Data listing —
---

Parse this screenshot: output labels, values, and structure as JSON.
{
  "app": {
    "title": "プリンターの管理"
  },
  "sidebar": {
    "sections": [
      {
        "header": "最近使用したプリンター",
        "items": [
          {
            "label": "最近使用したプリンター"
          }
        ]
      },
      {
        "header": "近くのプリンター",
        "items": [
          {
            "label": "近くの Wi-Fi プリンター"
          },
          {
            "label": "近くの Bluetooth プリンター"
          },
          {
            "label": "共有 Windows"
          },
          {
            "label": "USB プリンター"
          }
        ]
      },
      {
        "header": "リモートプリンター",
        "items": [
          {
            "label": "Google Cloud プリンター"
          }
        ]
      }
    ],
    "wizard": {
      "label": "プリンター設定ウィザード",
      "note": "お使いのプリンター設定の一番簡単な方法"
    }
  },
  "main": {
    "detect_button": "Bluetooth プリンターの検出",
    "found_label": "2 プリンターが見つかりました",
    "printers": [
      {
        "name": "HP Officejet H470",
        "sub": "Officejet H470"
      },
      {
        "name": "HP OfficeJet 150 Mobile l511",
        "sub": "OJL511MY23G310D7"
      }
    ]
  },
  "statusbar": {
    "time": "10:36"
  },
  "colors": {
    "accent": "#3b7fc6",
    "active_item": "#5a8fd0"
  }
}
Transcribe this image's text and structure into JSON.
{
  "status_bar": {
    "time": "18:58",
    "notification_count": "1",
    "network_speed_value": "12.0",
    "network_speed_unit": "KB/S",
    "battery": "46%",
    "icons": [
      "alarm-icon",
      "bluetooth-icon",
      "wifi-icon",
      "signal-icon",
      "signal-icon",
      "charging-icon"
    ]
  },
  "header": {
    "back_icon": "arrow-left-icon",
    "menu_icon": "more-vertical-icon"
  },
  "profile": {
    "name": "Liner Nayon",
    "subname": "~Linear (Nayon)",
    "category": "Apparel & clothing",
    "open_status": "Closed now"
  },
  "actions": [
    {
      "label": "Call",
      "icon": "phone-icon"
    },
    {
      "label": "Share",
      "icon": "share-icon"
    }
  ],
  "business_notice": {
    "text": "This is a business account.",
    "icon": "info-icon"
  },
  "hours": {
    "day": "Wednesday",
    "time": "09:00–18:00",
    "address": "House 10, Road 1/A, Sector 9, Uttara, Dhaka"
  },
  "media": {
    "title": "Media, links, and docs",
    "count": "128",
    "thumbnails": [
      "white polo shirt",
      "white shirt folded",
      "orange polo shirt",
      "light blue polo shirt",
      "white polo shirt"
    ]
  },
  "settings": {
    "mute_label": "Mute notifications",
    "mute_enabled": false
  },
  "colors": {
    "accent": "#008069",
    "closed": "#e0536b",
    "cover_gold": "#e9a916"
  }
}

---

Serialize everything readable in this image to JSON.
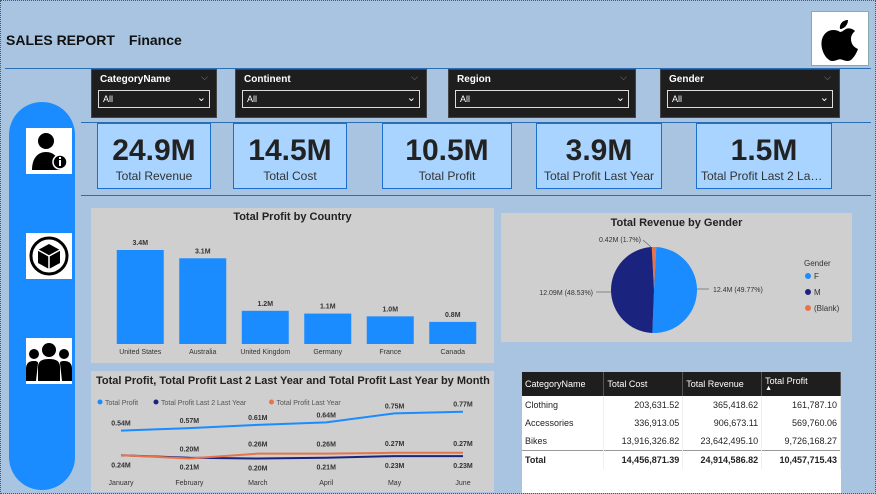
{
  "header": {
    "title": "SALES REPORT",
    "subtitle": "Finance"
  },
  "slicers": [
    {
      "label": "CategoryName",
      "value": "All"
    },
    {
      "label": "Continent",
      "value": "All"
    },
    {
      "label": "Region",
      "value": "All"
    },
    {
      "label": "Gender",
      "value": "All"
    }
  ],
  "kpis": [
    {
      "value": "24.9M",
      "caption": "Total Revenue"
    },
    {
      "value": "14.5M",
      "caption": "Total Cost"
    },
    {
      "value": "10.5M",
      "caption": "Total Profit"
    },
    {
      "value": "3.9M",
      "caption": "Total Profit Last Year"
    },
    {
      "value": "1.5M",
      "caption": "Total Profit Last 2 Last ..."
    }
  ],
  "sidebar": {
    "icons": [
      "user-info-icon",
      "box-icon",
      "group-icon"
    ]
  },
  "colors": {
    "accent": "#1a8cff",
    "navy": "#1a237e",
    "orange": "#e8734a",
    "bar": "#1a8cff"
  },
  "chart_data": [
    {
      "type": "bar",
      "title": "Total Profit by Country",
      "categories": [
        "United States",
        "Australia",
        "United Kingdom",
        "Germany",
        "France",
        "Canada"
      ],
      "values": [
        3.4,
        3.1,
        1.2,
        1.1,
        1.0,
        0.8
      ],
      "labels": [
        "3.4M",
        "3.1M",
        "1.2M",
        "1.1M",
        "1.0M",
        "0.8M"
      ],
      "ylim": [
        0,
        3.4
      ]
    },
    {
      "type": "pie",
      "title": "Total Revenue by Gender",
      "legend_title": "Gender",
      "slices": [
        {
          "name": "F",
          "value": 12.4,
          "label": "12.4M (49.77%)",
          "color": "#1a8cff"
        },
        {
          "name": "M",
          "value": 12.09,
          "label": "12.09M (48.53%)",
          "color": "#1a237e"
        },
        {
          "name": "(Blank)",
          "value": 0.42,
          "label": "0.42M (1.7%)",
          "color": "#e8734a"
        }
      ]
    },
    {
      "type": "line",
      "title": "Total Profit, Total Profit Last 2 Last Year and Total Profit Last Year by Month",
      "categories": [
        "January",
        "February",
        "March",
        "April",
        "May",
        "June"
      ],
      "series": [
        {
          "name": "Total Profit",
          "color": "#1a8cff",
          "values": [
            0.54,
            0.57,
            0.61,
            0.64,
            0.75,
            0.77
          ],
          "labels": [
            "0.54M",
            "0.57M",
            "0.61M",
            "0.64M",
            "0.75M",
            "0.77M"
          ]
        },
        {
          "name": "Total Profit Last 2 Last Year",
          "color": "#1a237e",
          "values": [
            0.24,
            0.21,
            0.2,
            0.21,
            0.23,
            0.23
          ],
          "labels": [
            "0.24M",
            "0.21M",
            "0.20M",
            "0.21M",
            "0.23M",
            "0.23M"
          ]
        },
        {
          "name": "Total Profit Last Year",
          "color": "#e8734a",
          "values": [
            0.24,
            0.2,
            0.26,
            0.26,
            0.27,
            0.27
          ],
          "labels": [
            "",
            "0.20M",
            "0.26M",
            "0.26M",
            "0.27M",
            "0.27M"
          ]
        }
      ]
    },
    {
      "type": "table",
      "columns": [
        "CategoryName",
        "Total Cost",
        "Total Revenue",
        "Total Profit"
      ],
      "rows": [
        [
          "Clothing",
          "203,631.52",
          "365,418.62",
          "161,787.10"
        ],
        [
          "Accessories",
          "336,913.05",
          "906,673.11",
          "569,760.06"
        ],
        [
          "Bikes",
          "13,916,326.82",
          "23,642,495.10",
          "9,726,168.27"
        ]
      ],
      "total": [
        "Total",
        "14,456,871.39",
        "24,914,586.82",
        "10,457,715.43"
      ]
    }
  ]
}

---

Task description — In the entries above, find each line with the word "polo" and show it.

Reply —
      "white polo shirt",
      "orange polo shirt",
      "light blue polo shirt",
      "white polo shirt"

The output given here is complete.